--- Provided data Enclosed Below ---

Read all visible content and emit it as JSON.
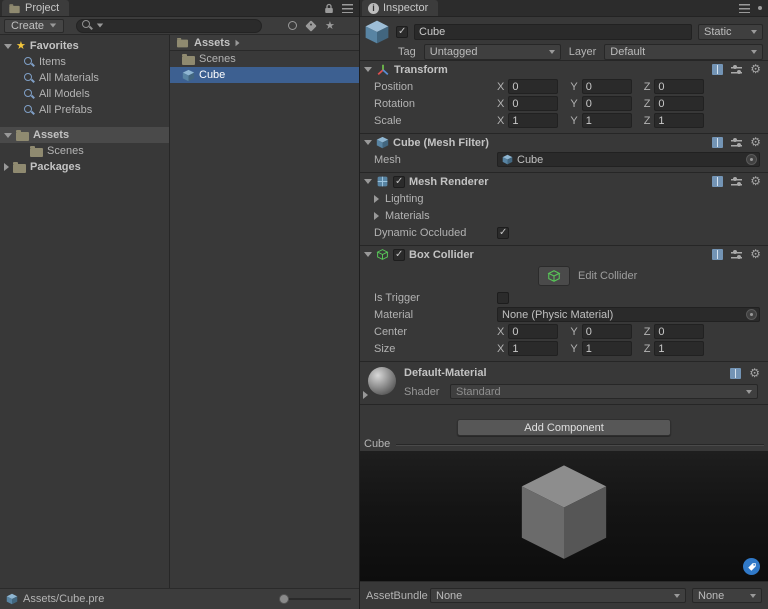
{
  "colors": {
    "selection_blue": "#3d6091",
    "badge_blue": "#3079c8",
    "favorite_star_yellow": "#f3c63c",
    "folder_tan": "#8f8a70"
  },
  "axes": {
    "x": "X",
    "y": "Y",
    "z": "Z"
  },
  "project": {
    "tab_label": "Project",
    "create_label": "Create",
    "favorites_label": "Favorites",
    "favorites": [
      "Items",
      "All Materials",
      "All Models",
      "All Prefabs"
    ],
    "assets_label": "Assets",
    "scenes_label": "Scenes",
    "packages_label": "Packages",
    "browser_path": "Assets",
    "browser_items": [
      {
        "label": "Scenes"
      },
      {
        "label": "Cube"
      }
    ],
    "status_path": "Assets/Cube.pre"
  },
  "inspector": {
    "tab_label": "Inspector",
    "name_value": "Cube",
    "static_label": "Static",
    "tag_label": "Tag",
    "tag_value": "Untagged",
    "layer_label": "Layer",
    "layer_value": "Default",
    "transform": {
      "title": "Transform",
      "rows": [
        {
          "label": "Position",
          "x": "0",
          "y": "0",
          "z": "0"
        },
        {
          "label": "Rotation",
          "x": "0",
          "y": "0",
          "z": "0"
        },
        {
          "label": "Scale",
          "x": "1",
          "y": "1",
          "z": "1"
        }
      ]
    },
    "mesh_filter": {
      "title": "Cube (Mesh Filter)",
      "mesh_label": "Mesh",
      "mesh_value": "Cube"
    },
    "mesh_renderer": {
      "title": "Mesh Renderer",
      "lighting_label": "Lighting",
      "materials_label": "Materials",
      "dynamic_occluded_label": "Dynamic Occluded"
    },
    "box_collider": {
      "title": "Box Collider",
      "edit_collider_label": "Edit Collider",
      "is_trigger_label": "Is Trigger",
      "material_label": "Material",
      "material_value": "None (Physic Material)",
      "rows": [
        {
          "label": "Center",
          "x": "0",
          "y": "0",
          "z": "0"
        },
        {
          "label": "Size",
          "x": "1",
          "y": "1",
          "z": "1"
        }
      ]
    },
    "material": {
      "title": "Default-Material",
      "shader_label": "Shader",
      "shader_value": "Standard"
    },
    "add_component_label": "Add Component",
    "preview_title": "Cube",
    "assetbundle": {
      "label": "AssetBundle",
      "bundle_value": "None",
      "variant_value": "None"
    }
  }
}
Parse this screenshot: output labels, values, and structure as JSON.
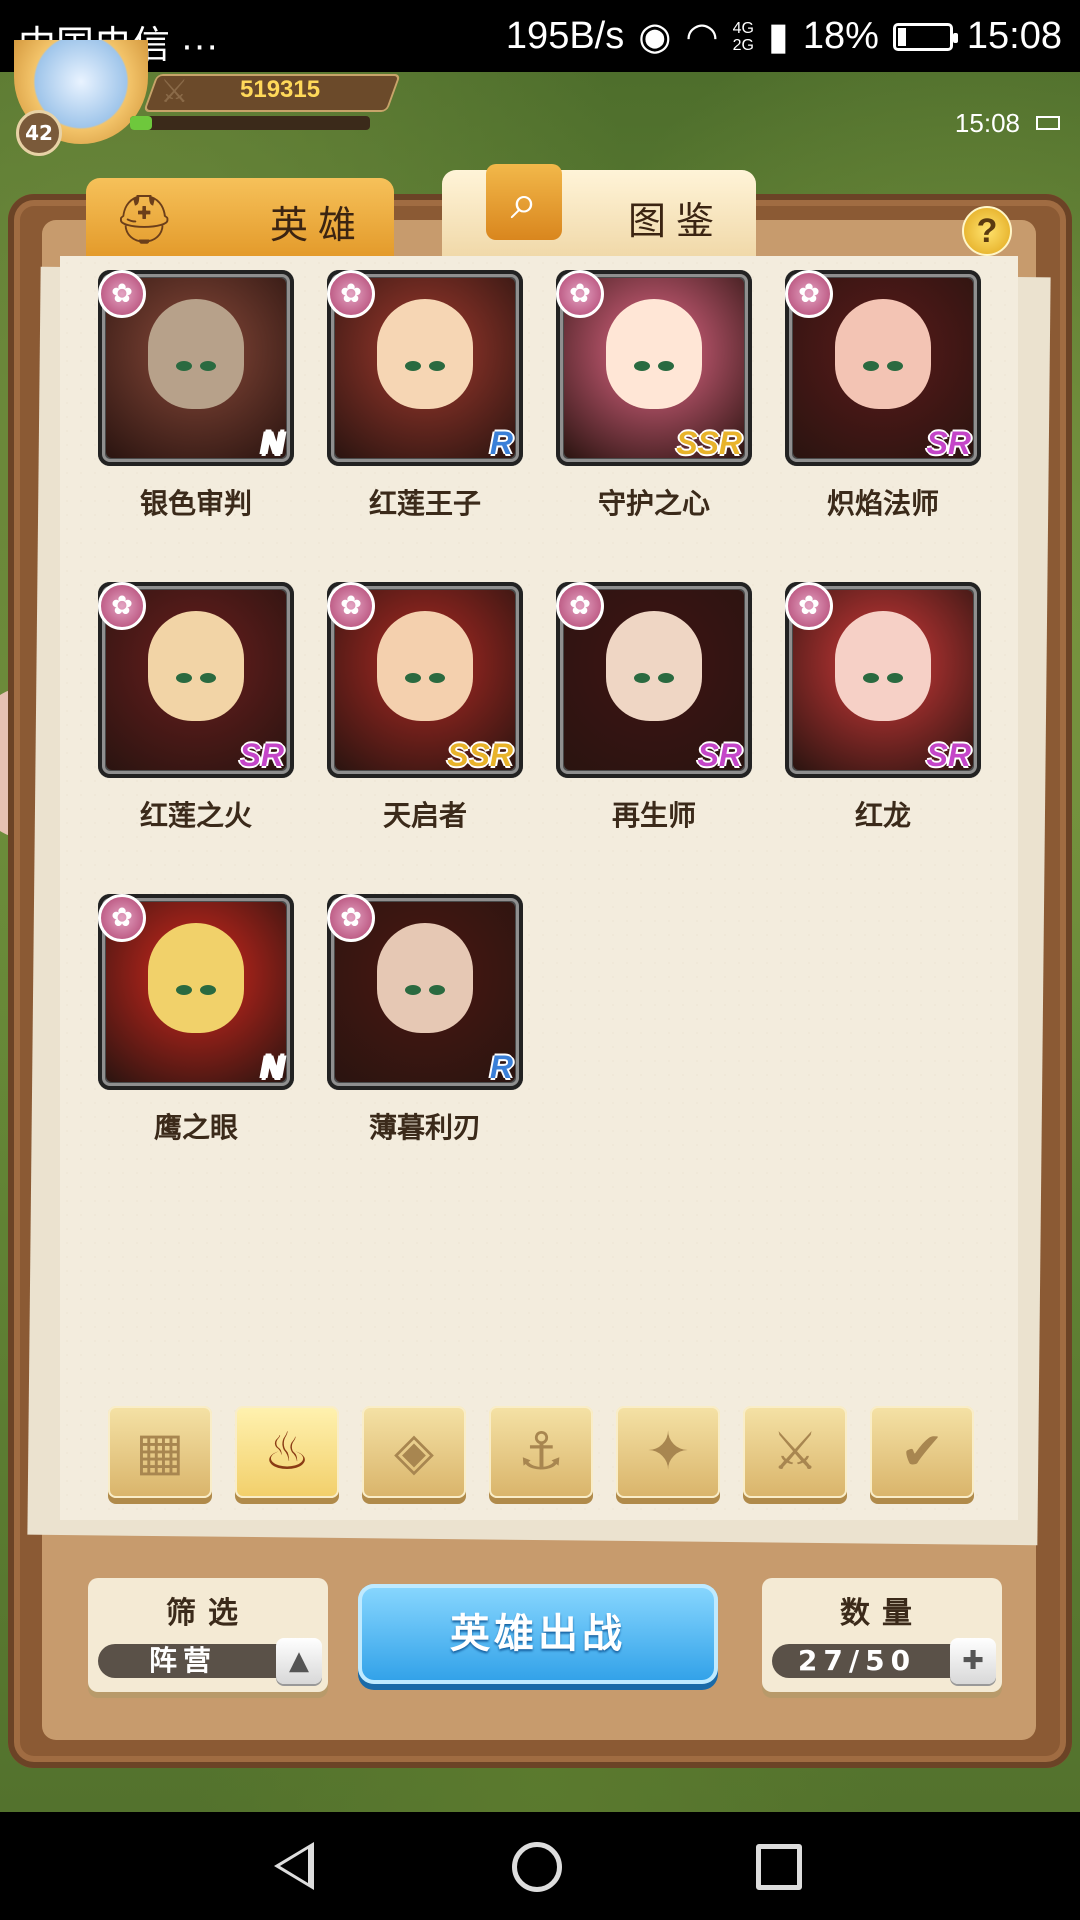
{
  "status_bar": {
    "carrier": "中国电信",
    "more": "···",
    "speed": "195B/s",
    "network_top": "4G",
    "network_bottom": "2G",
    "battery_percent": "18%",
    "time": "15:08"
  },
  "hud": {
    "player_level": "42",
    "power": "519315",
    "exp_fraction": 0.09,
    "game_time": "15:08"
  },
  "tabs": [
    {
      "label": "英雄",
      "icon": "knight-helmet-icon",
      "active": false
    },
    {
      "label": "图鉴",
      "icon": "magnifier-icon",
      "active": true
    }
  ],
  "help_label": "?",
  "heroes": [
    {
      "name": "银色审判",
      "rarity": "N",
      "rarity_color": "#ffffff",
      "faction_icon": "lotus-icon",
      "bg": "#8a4a3a",
      "face": "#b7a18a"
    },
    {
      "name": "红莲王子",
      "rarity": "R",
      "rarity_color": "#3a7fd8",
      "faction_icon": "lotus-icon",
      "bg": "#a23a2e",
      "face": "#f6d6b4"
    },
    {
      "name": "守护之心",
      "rarity": "SSR",
      "rarity_color": "#e8b32a",
      "faction_icon": "lotus-icon",
      "bg": "#e86a8a",
      "face": "#ffe6d6"
    },
    {
      "name": "炽焰法师",
      "rarity": "SR",
      "rarity_color": "#c445c8",
      "faction_icon": "lotus-icon",
      "bg": "#5a1a1a",
      "face": "#f3c4b4"
    },
    {
      "name": "红莲之火",
      "rarity": "SR",
      "rarity_color": "#c445c8",
      "faction_icon": "lotus-icon",
      "bg": "#6a1e1e",
      "face": "#f2d4a6"
    },
    {
      "name": "天启者",
      "rarity": "SSR",
      "rarity_color": "#e8b32a",
      "faction_icon": "lotus-icon",
      "bg": "#b02a24",
      "face": "#f4d0ae"
    },
    {
      "name": "再生师",
      "rarity": "SR",
      "rarity_color": "#c445c8",
      "faction_icon": "lotus-icon",
      "bg": "#3e1414",
      "face": "#efd6c4"
    },
    {
      "name": "红龙",
      "rarity": "SR",
      "rarity_color": "#c445c8",
      "faction_icon": "lotus-icon",
      "bg": "#d43a3a",
      "face": "#f6d0c6"
    },
    {
      "name": "鹰之眼",
      "rarity": "N",
      "rarity_color": "#ffffff",
      "faction_icon": "lotus-icon",
      "bg": "#d8281e",
      "face": "#f1d16a"
    },
    {
      "name": "薄暮利刃",
      "rarity": "R",
      "rarity_color": "#3a7fd8",
      "faction_icon": "lotus-icon",
      "bg": "#4a1812",
      "face": "#e6c8b4"
    }
  ],
  "faction_filters": [
    {
      "icon": "grid-all-icon",
      "glyph": "▦",
      "active": false
    },
    {
      "icon": "flame-faction-icon",
      "glyph": "♨",
      "active": true
    },
    {
      "icon": "diamond-faction-icon",
      "glyph": "◈",
      "active": false
    },
    {
      "icon": "anchor-faction-icon",
      "glyph": "⚓",
      "active": false
    },
    {
      "icon": "beast-faction-icon",
      "glyph": "✦",
      "active": false
    },
    {
      "icon": "fox-faction-icon",
      "glyph": "⚔",
      "active": false
    },
    {
      "icon": "wing-faction-icon",
      "glyph": "✔",
      "active": false
    }
  ],
  "filter_box": {
    "title": "筛选",
    "value": "阵营",
    "button_glyph": "▲"
  },
  "deploy_button": "英雄出战",
  "count_box": {
    "title": "数量",
    "value": "27/50",
    "button_glyph": "✚"
  }
}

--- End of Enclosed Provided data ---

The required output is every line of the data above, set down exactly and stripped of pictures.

Read all visible content and emit it as JSON.
{
  "colors": {
    "selection_blue": "#3d6091",
    "badge_blue": "#3079c8",
    "favorite_star_yellow": "#f3c63c",
    "folder_tan": "#8f8a70"
  },
  "axes": {
    "x": "X",
    "y": "Y",
    "z": "Z"
  },
  "project": {
    "tab_label": "Project",
    "create_label": "Create",
    "favorites_label": "Favorites",
    "favorites": [
      "Items",
      "All Materials",
      "All Models",
      "All Prefabs"
    ],
    "assets_label": "Assets",
    "scenes_label": "Scenes",
    "packages_label": "Packages",
    "browser_path": "Assets",
    "browser_items": [
      {
        "label": "Scenes"
      },
      {
        "label": "Cube"
      }
    ],
    "status_path": "Assets/Cube.pre"
  },
  "inspector": {
    "tab_label": "Inspector",
    "name_value": "Cube",
    "static_label": "Static",
    "tag_label": "Tag",
    "tag_value": "Untagged",
    "layer_label": "Layer",
    "layer_value": "Default",
    "transform": {
      "title": "Transform",
      "rows": [
        {
          "label": "Position",
          "x": "0",
          "y": "0",
          "z": "0"
        },
        {
          "label": "Rotation",
          "x": "0",
          "y": "0",
          "z": "0"
        },
        {
          "label": "Scale",
          "x": "1",
          "y": "1",
          "z": "1"
        }
      ]
    },
    "mesh_filter": {
      "title": "Cube (Mesh Filter)",
      "mesh_label": "Mesh",
      "mesh_value": "Cube"
    },
    "mesh_renderer": {
      "title": "Mesh Renderer",
      "lighting_label": "Lighting",
      "materials_label": "Materials",
      "dynamic_occluded_label": "Dynamic Occluded"
    },
    "box_collider": {
      "title": "Box Collider",
      "edit_collider_label": "Edit Collider",
      "is_trigger_label": "Is Trigger",
      "material_label": "Material",
      "material_value": "None (Physic Material)",
      "rows": [
        {
          "label": "Center",
          "x": "0",
          "y": "0",
          "z": "0"
        },
        {
          "label": "Size",
          "x": "1",
          "y": "1",
          "z": "1"
        }
      ]
    },
    "material": {
      "title": "Default-Material",
      "shader_label": "Shader",
      "shader_value": "Standard"
    },
    "add_component_label": "Add Component",
    "preview_title": "Cube",
    "assetbundle": {
      "label": "AssetBundle",
      "bundle_value": "None",
      "variant_value": "None"
    }
  }
}
Parse this screenshot: output labels, values, and structure as JSON.
{
  "status_bar": {
    "carrier": "中国电信",
    "more": "···",
    "speed": "195B/s",
    "network_top": "4G",
    "network_bottom": "2G",
    "battery_percent": "18%",
    "time": "15:08"
  },
  "hud": {
    "player_level": "42",
    "power": "519315",
    "exp_fraction": 0.09,
    "game_time": "15:08"
  },
  "tabs": [
    {
      "label": "英雄",
      "icon": "knight-helmet-icon",
      "active": false
    },
    {
      "label": "图鉴",
      "icon": "magnifier-icon",
      "active": true
    }
  ],
  "help_label": "?",
  "heroes": [
    {
      "name": "银色审判",
      "rarity": "N",
      "rarity_color": "#ffffff",
      "faction_icon": "lotus-icon",
      "bg": "#8a4a3a",
      "face": "#b7a18a"
    },
    {
      "name": "红莲王子",
      "rarity": "R",
      "rarity_color": "#3a7fd8",
      "faction_icon": "lotus-icon",
      "bg": "#a23a2e",
      "face": "#f6d6b4"
    },
    {
      "name": "守护之心",
      "rarity": "SSR",
      "rarity_color": "#e8b32a",
      "faction_icon": "lotus-icon",
      "bg": "#e86a8a",
      "face": "#ffe6d6"
    },
    {
      "name": "炽焰法师",
      "rarity": "SR",
      "rarity_color": "#c445c8",
      "faction_icon": "lotus-icon",
      "bg": "#5a1a1a",
      "face": "#f3c4b4"
    },
    {
      "name": "红莲之火",
      "rarity": "SR",
      "rarity_color": "#c445c8",
      "faction_icon": "lotus-icon",
      "bg": "#6a1e1e",
      "face": "#f2d4a6"
    },
    {
      "name": "天启者",
      "rarity": "SSR",
      "rarity_color": "#e8b32a",
      "faction_icon": "lotus-icon",
      "bg": "#b02a24",
      "face": "#f4d0ae"
    },
    {
      "name": "再生师",
      "rarity": "SR",
      "rarity_color": "#c445c8",
      "faction_icon": "lotus-icon",
      "bg": "#3e1414",
      "face": "#efd6c4"
    },
    {
      "name": "红龙",
      "rarity": "SR",
      "rarity_color": "#c445c8",
      "faction_icon": "lotus-icon",
      "bg": "#d43a3a",
      "face": "#f6d0c6"
    },
    {
      "name": "鹰之眼",
      "rarity": "N",
      "rarity_color": "#ffffff",
      "faction_icon": "lotus-icon",
      "bg": "#d8281e",
      "face": "#f1d16a"
    },
    {
      "name": "薄暮利刃",
      "rarity": "R",
      "rarity_color": "#3a7fd8",
      "faction_icon": "lotus-icon",
      "bg": "#4a1812",
      "face": "#e6c8b4"
    }
  ],
  "faction_filters": [
    {
      "icon": "grid-all-icon",
      "glyph": "▦",
      "active": false
    },
    {
      "icon": "flame-faction-icon",
      "glyph": "♨",
      "active": true
    },
    {
      "icon": "diamond-faction-icon",
      "glyph": "◈",
      "active": false
    },
    {
      "icon": "anchor-faction-icon",
      "glyph": "⚓",
      "active": false
    },
    {
      "icon": "beast-faction-icon",
      "glyph": "✦",
      "active": false
    },
    {
      "icon": "fox-faction-icon",
      "glyph": "⚔",
      "active": false
    },
    {
      "icon": "wing-faction-icon",
      "glyph": "✔",
      "active": false
    }
  ],
  "filter_box": {
    "title": "筛选",
    "value": "阵营",
    "button_glyph": "▲"
  },
  "deploy_button": "英雄出战",
  "count_box": {
    "title": "数量",
    "value": "27/50",
    "button_glyph": "✚"
  }
}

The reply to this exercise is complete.